Are Fees Imposed on Public Health Facilities for State Medicare Programs Excise Taxes?

By: Valerie Hammel

St. John’s Law Student

American Bankruptcy Institute Law Review Staff

Under section 507(a)(8) of title 11 of the United States Code (the “Bankruptcy Code”), certain excise taxes are entitled to priority and paid before other unsecured claims.  In In re Ridgecrest Healthcare, Inc., the United States Bankruptcy Court for the Central District of California held that the California Department of Health Care Services (DHS) was not entitled to priority status for a purported excise tax because the tax was not premised on a discrete transaction as required under § 507(a)(8)(e)(ii) of the Bankruptcy Code.[1] DHS imposed Quality Assurance Fees (“QA Fees”) on Ridgecrest Healthcare Inc., a skilled nursing facility.
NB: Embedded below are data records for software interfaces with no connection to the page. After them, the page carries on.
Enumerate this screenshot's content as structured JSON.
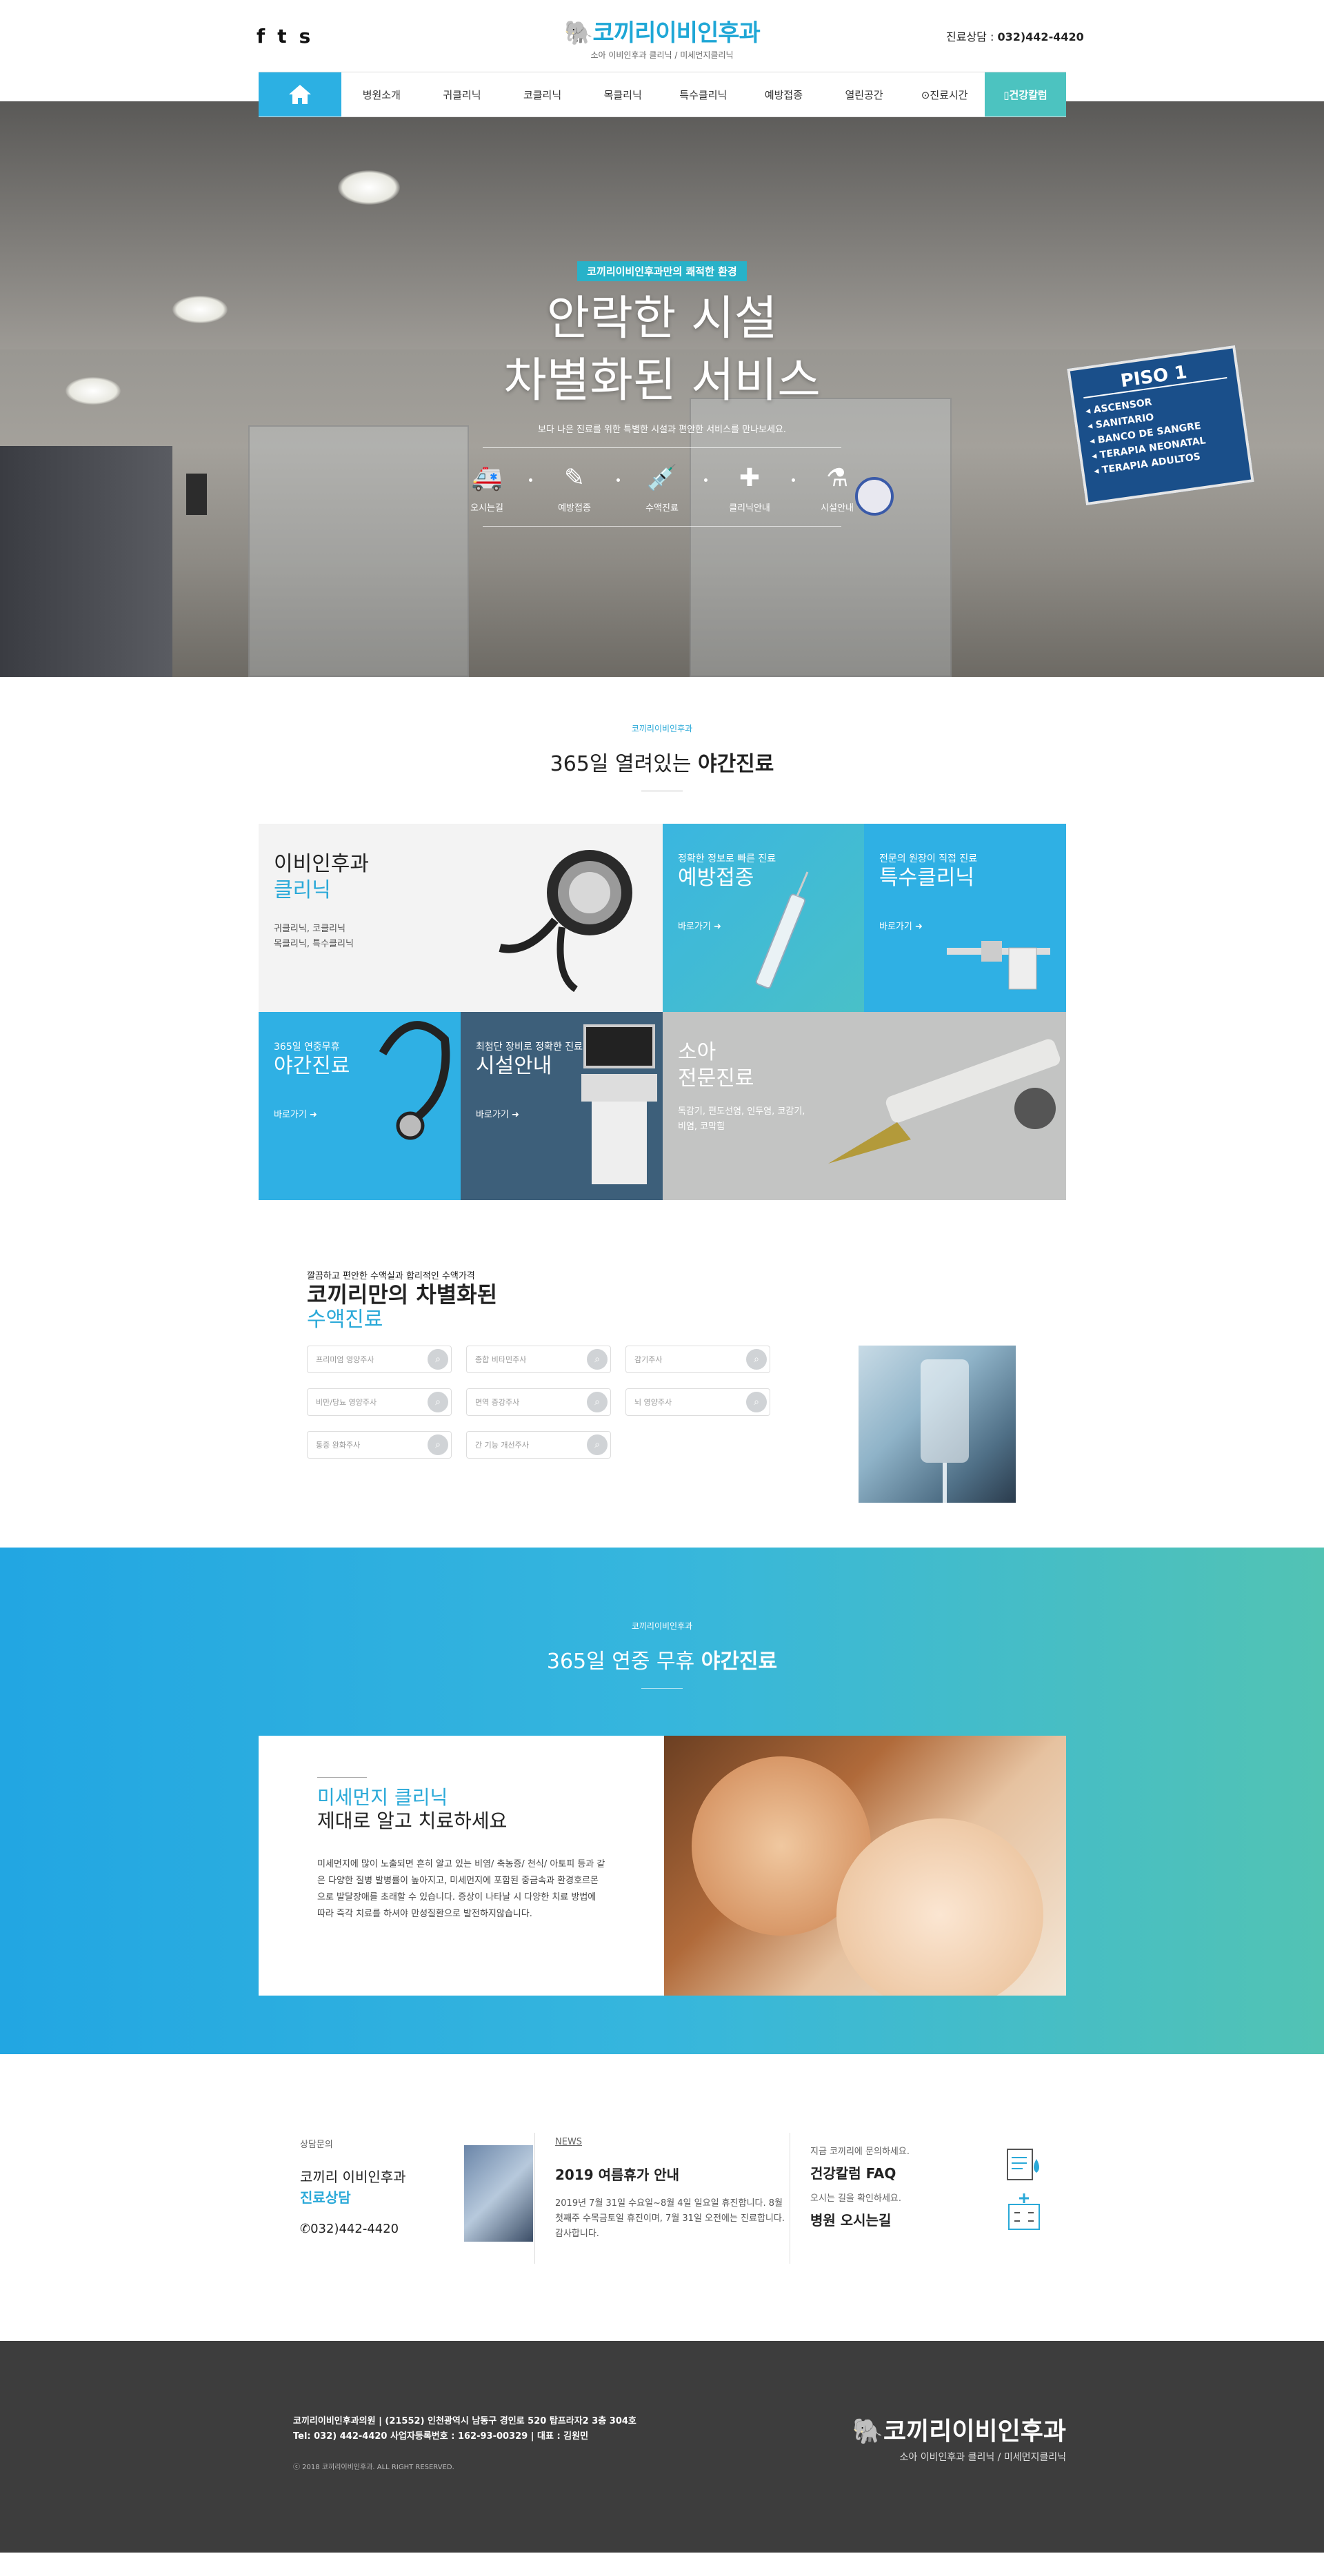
{
  "header": {
    "social": [
      "f",
      "t",
      "s"
    ],
    "logo_name": "코끼리이비인후과",
    "logo_sub": "소아 이비인후과 클리닉 / 미세먼지클리닉",
    "phone_label": "진료상담 : ",
    "phone": "032)442-4420"
  },
  "nav": {
    "home_icon": "home-icon",
    "items": [
      "병원소개",
      "귀클리닉",
      "코클리닉",
      "목클리닉",
      "특수클리닉",
      "예방접종",
      "열린공간",
      "⊙진료시간",
      "▯건강칼럼"
    ]
  },
  "hero": {
    "badge": "코끼리이비인후과만의 쾌적한 환경",
    "title1": "안락한 시설",
    "title2": "차별화된 서비스",
    "desc": "보다 나은 진료를 위한 특별한 시설과 편안한 서비스를 만나보세요.",
    "icons": [
      {
        "icon": "ambulance-icon",
        "glyph": "🚑",
        "label": "오시는길"
      },
      {
        "icon": "pencil-icon",
        "glyph": "✎",
        "label": "예방접종"
      },
      {
        "icon": "syringe-icon",
        "glyph": "💉",
        "label": "수액진료"
      },
      {
        "icon": "medkit-icon",
        "glyph": "✚",
        "label": "클리닉안내"
      },
      {
        "icon": "flask-icon",
        "glyph": "⚗",
        "label": "시설안내"
      }
    ],
    "sign_title": "PISO 1",
    "sign_rows": [
      "◂ ASCENSOR",
      "◂ SANITARIO",
      "◂ BANCO DE SANGRE",
      "◂ TERAPIA NEONATAL",
      "◂ TERAPIA ADULTOS"
    ]
  },
  "section2": {
    "small": "코끼리이비인후과",
    "title_pre": "365일 열려있는 ",
    "title_bold": "야간진료",
    "clinic": {
      "t1": "이비인후과",
      "t2": "클리닉",
      "desc1": "귀클리닉, 코클리닉",
      "desc2": "목클리닉, 특수클리닉"
    },
    "vaccine": {
      "label": "정확한 정보로 빠른 진료",
      "title": "예방접종",
      "more": "바로가기"
    },
    "special": {
      "label": "전문의 원장이 직접 진료",
      "title": "특수클리닉",
      "more": "바로가기"
    },
    "night": {
      "label": "365일 연중무휴",
      "title": "야간진료",
      "more": "바로가기"
    },
    "facility": {
      "label": "최첨단 장비로 정확한 진료",
      "title": "시설안내",
      "more": "바로가기"
    },
    "pediatric": {
      "t1": "소아",
      "t2": "전문진료",
      "desc1": "독감기, 편도선염, 인두염, 코감기,",
      "desc2": "비염, 코막힘"
    }
  },
  "section3": {
    "small": "깔끔하고 편안한 수액실과 합리적인 수액가격",
    "h1": "코끼리만의 차별화된",
    "h2": "수액진료",
    "pills": [
      "프리미엄 영양주사",
      "종합 비타민주사",
      "감기주사",
      "비만/당뇨 영양주사",
      "면역 증강주사",
      "뇌 영양주사",
      "통증 완화주사",
      "간 기능 개선주사"
    ]
  },
  "section4": {
    "small": "코끼리이비인후과",
    "title_pre": "365일 연중 무휴 ",
    "title_bold": "야간진료",
    "card_t1": "미세먼지 클리닉",
    "card_t2": "제대로 알고 치료하세요",
    "card_p": "미세먼지에 많이 노출되면 흔히 알고 있는 비염/ 축농증/ 천식/ 아토피 등과 같은 다양한 질병 발병률이 높아지고, 미세먼지에 포함된 중금속과 환경호르몬으로 발달장애를 초래할 수 있습니다. 증상이 나타날 시 다양한 치료 방법에 따라 즉각 치료를 하셔야 만성질환으로 발전하지않습니다."
  },
  "section5": {
    "counsel_small": "상담문의",
    "counsel_t1": "코끼리 이비인후과",
    "counsel_t2": "진료상담",
    "counsel_phone": "032)442-4420",
    "news_small": "NEWS",
    "news_title": "2019 여름휴가 안내",
    "news_body": "2019년 7월 31일 수요일~8월 4일 일요일 휴진합니다. 8월 첫째주 수목금토일 휴진이며, 7월 31일 오전에는 진료합니다. 감사합니다.",
    "faq_small": "지금 코끼리에 문의하세요.",
    "faq_title": "건강칼럼 FAQ",
    "map_small": "오시는 길을 확인하세요.",
    "map_title": "병원 오시는길"
  },
  "footer": {
    "line1": "코끼리이비인후과의원 | (21552) 인천광역시 남동구 경인로 520 탑프라자2 3층 304호",
    "line2": "Tel: 032) 442-4420 사업자등록번호 : 162-93-00329 | 대표 : 김원민",
    "copy": "ⓒ 2018 코끼리이비인후과. ALL RIGHT RESERVED.",
    "logo_name": "코끼리이비인후과",
    "logo_sub": "소아 이비인후과 클리닉 / 미세먼지클리닉"
  },
  "colors": {
    "accent": "#2cb0e3",
    "teal": "#4cc3c0",
    "gray_tile": "#c3c4c3",
    "navy_tile": "#3d5f7a"
  }
}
QA Fees are uniformly imposed on healthcare facilities to help finance California’s Medicaid program.[2] Facing financial distress resulting from management problems, direct competition, lease renewal issues, and unexpected expenses, Ridgecrest filed a voluntary petition for relief under chapter 11 of the Bankruptcy Code.  The chapter 11 case was later converted to chapter 7.[3] In the bankruptcy case, DHS asserted a priority claim for QA Fees[4] under § 507(a)(8).[5] The chapter 7 trustee objected to the priority status of the claim, arguing that the claim was not entitled to priority status under § 507(a)(8) because the claim was not an involuntary tax burden.  Instead, according to the trustee, Ridgecrest had voluntarily contracted for DHS’s services.[6] The Bankruptcy Court held that because QA Fees are not an excise tax on a transaction, DHS’s claim could not be given priority status.[7] On appeal, the District Court reversed and remanded, ordering the Bankruptcy Court to apply the Ninth Circuit’s test for determining when a fee constitutes an excise tax.[8] The standard is a five factor test assessing whether the fees are: (1) an involuntary pecuniary burden; (2) imposed by or under the authority of the legislature; (3) for public purposes; (4) under the police or taxing power of the state; and (5) similar to a private creditor similarly situated to the government under the relevant statute.[9] After applying the standard, the Bankruptcy Court held that the QA Fees were not an excise tax on a transaction.

First, the court found that QA Fees were involuntary because they are imposed uniformly on all skilled nursing facilities.  The court rejected the trustee’s argument that QA Fees were voluntary because they were only incurred because Ridgecrest decided to obtain a license to operate the facility.[10] Second, QA Fees were indisputably imposed by the legislature because they are imposed by California in the California Health and Safety Code.[11] Third, the court found that QA Fees had a clear public purpose because the legislative intent behind QA Fees was to fund California’s Medicare program.[12] Fourth, the California Health and Safety Code § 1324 provides that QA Fees are imposed in order to raise revenue for California to be able to improve skilled nursing facilities and fund Medi-Cal.[13] Therefore, the Ridgecrest court determined that the QA Fees were imposed under the taxing power of the state.[14] To satisfy the last element, the fee must be imposed uniformly.[15] The trustee argued that the QA Fees were not applied uniformly because Ridgecrest had privately insured patients who did not use Medi-Cal. However, the court found the fees to be applied to the Ridgecrest facility as a whole, and not on a per patient basis. As a result, the QA Fees were determined to be excise tax.[16]

Absent a discrete transaction, fees that are applied uniformly against entities will generally satisfy the involuntary pecuniary burden, which can capture many kinds of fees.[17] However, the implications of classifying fees as an excise tax will still vary depending on the particular statute or jurisdiction. For instance, § 507(a)(8)(e)(ii) required a fee to be imposed on a particular discrete transaction in order to be classified as an excise tax that can alter a claimant’s priority status.[18] The Ridgecrest court adopted a narrow interpretation of discrete transaction, concluding that QA fees are imposed on the public health facility as a whole and not on individual patients.

[1] In re Ridgecrest Healthcare, Inc., 571 B.R. 838, 846 (Bankr. C.D. Calif. Aug. 24, 2017).

[2] See Id.

[3] See Id.

[4] See Id.

[5] See Id. at 840.

[6] See Id.

[7] See Id.

[8] See Id.

[9] See Id.

[10] See id.

[11] See id.

[12] See id.

[13] See Cal. Health and Safety Code § 1324.

[14] See id. at 844.

[15] See id.

[16] See id; see also In re DeRoche, 287 F.3d 751, 756 (9th Cir. 2002) (holding that a fee imposed as a result of not carrying workers’ compensation insurance was related to the single transaction of employing a worker. In contrast, the excise tax in Ridgecrest was not a tax on a single transaction because it was a recurring fee).

[17] See id. at 842.

[18] See id. at 846.